>>
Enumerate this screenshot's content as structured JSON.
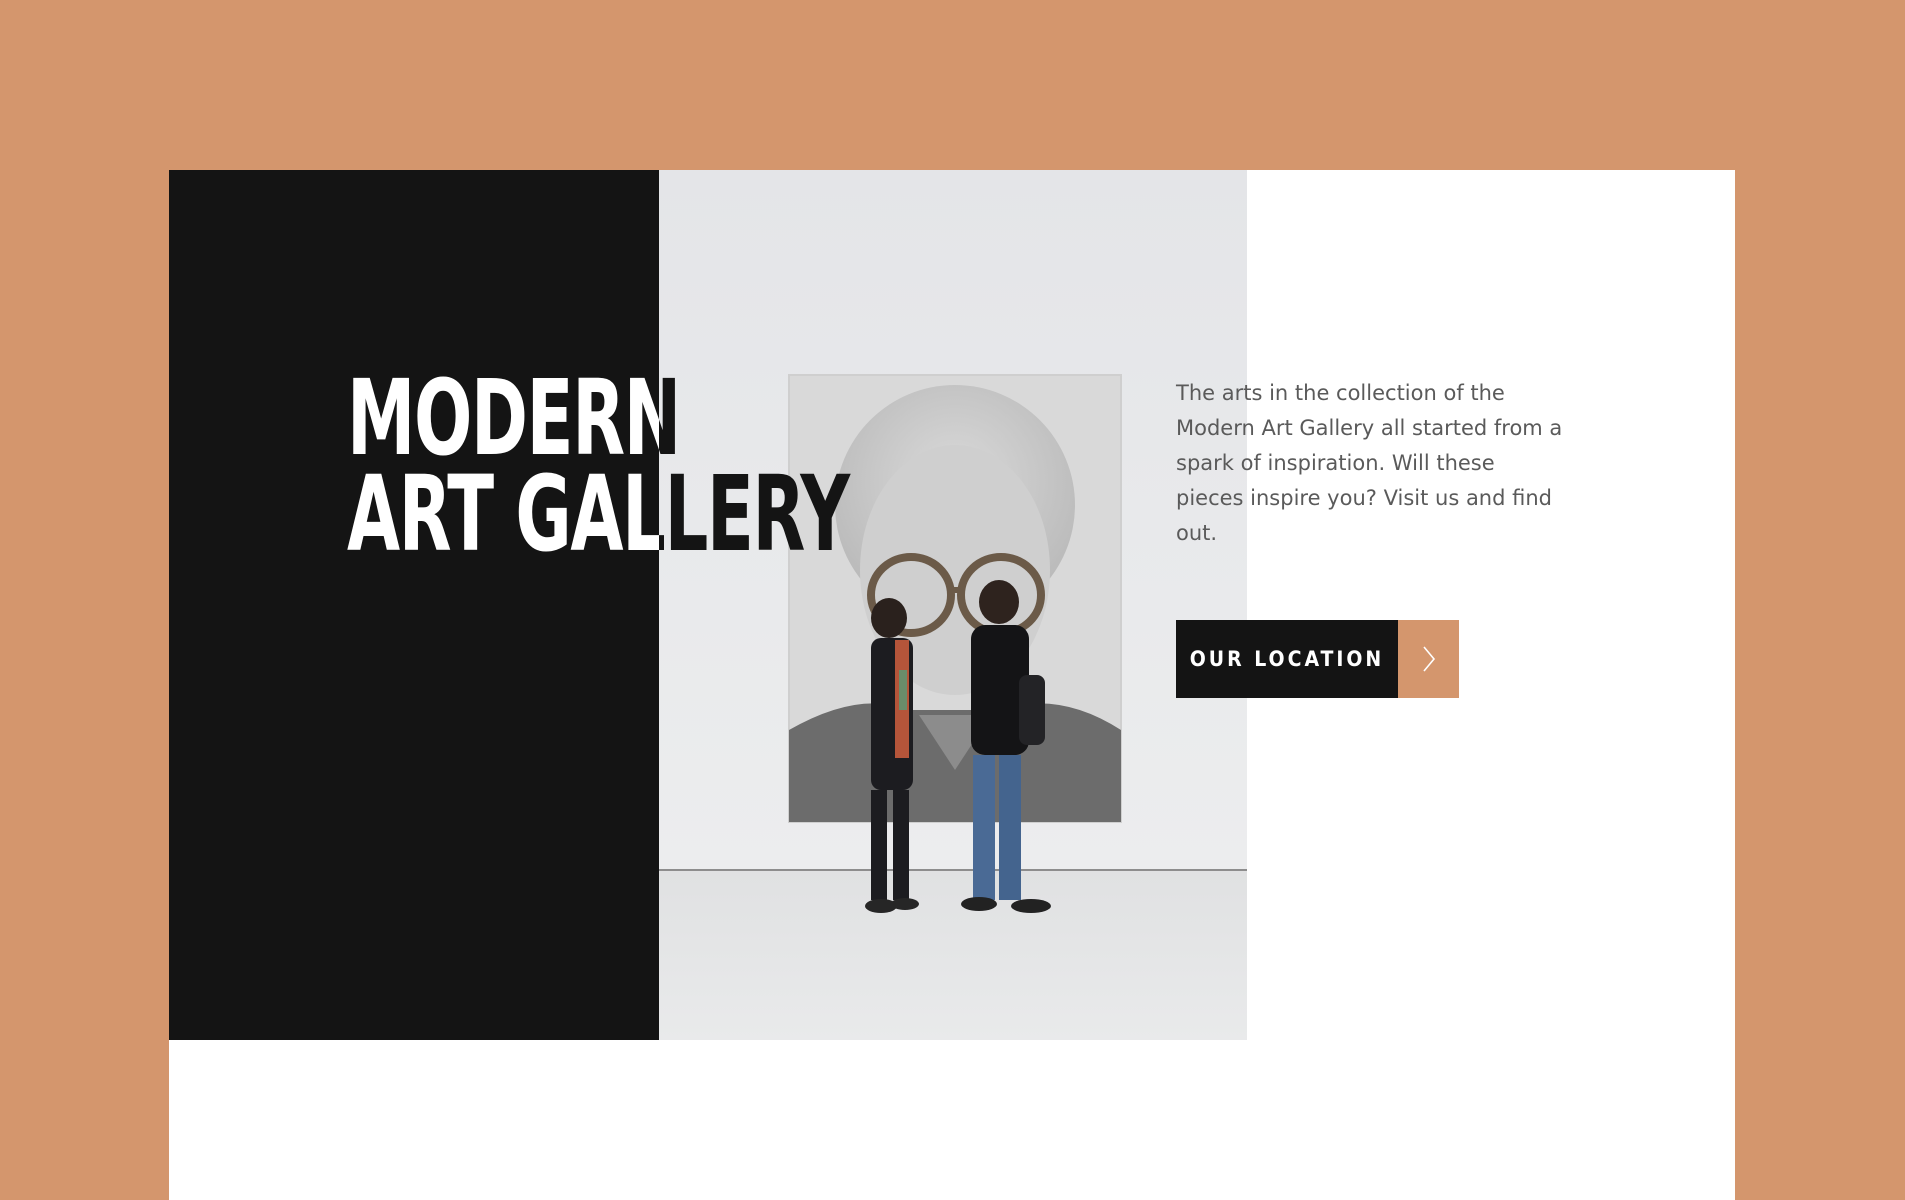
{
  "hero": {
    "title_line_1": "MODERN",
    "title_line_2": "ART GALLERY",
    "description": "The arts in the collection of the Modern Art Gallery all started from a spark of inspiration. Will these pieces inspire you? Visit us and find out.",
    "cta_label": "OUR LOCATION",
    "cta_icon": "chevron-right-icon",
    "photo_subject": "visitors-viewing-portrait"
  },
  "colors": {
    "background": "#d4966d",
    "card": "#ffffff",
    "dark_panel": "#141414",
    "accent": "#d4966d",
    "body_text": "#5a5a5a"
  }
}
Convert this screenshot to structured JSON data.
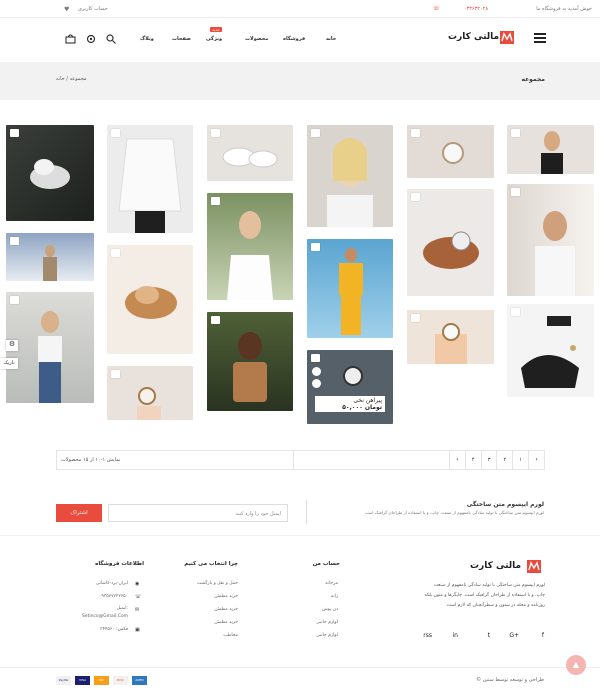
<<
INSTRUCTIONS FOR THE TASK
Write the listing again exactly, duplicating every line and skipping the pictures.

SOLUTION
Enumerate this screenshot's content as structured JSON.
{
  "hero": {
    "title_line_1": "MODERN",
    "title_line_2": "ART GALLERY",
    "description": "The arts in the collection of the Modern Art Gallery all started from a spark of inspiration. Will these pieces inspire you? Visit us and find out.",
    "cta_label": "OUR LOCATION",
    "cta_icon": "chevron-right-icon",
    "photo_subject": "visitors-viewing-portrait"
  },
  "colors": {
    "background": "#d4966d",
    "card": "#ffffff",
    "dark_panel": "#141414",
    "accent": "#d4966d",
    "body_text": "#5a5a5a"
  }
}
Convert this screenshot to structured JSON data.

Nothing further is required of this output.